• _TO DO_
Every line containing "name" should be identified and copied from the data below.

• _SUPPLIED DATA_

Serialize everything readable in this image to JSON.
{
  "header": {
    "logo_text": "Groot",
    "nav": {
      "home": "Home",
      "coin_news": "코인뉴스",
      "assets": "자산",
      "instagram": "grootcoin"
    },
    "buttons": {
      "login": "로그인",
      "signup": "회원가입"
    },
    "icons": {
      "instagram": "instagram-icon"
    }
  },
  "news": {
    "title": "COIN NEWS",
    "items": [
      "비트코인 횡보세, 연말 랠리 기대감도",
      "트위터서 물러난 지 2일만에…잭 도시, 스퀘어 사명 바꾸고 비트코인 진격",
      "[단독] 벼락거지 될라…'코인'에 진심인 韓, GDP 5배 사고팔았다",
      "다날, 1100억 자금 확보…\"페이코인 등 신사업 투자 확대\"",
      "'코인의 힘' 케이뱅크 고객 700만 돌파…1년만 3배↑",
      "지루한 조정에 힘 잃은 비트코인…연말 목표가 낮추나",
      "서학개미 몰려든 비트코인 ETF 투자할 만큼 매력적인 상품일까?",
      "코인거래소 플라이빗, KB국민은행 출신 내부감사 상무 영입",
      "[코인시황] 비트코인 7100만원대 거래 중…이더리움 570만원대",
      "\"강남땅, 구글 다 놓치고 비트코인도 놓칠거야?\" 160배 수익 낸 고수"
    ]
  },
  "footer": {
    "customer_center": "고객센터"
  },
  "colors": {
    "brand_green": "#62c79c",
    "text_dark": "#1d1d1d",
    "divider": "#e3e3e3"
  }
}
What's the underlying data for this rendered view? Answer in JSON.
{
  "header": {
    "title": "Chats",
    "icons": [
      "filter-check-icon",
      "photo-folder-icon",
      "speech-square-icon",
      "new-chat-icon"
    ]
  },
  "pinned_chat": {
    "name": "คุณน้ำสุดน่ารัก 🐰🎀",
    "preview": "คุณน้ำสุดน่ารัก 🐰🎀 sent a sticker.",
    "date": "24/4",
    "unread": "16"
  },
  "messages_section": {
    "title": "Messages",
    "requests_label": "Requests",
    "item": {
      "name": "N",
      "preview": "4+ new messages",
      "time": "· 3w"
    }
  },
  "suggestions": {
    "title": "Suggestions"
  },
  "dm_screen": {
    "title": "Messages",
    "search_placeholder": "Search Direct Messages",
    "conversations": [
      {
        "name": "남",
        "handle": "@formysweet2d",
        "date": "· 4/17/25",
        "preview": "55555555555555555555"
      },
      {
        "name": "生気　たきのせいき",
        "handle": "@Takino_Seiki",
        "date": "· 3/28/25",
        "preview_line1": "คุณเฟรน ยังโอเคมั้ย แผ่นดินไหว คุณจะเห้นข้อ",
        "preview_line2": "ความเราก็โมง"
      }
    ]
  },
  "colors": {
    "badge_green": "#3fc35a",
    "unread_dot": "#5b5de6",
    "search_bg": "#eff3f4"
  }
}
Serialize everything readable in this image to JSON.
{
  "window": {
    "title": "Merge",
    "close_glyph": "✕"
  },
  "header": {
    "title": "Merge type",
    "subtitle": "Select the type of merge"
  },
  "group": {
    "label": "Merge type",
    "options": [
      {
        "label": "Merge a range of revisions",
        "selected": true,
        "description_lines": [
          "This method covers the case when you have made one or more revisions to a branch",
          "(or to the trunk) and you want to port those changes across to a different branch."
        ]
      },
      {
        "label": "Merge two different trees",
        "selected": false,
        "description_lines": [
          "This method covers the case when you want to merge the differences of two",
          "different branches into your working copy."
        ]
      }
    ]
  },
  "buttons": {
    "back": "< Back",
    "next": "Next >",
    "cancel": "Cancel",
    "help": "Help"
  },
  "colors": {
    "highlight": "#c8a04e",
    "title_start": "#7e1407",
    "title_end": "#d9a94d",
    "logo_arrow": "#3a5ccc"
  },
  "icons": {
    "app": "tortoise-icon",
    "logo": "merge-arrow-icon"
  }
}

• _RESPONSE TO THIS EXERCISE_
    "name": "คุณน้ำสุดน่ารัก 🐰🎀",
      "name": "N",
        "name": "남",
        "name": "生気　たきのせいき",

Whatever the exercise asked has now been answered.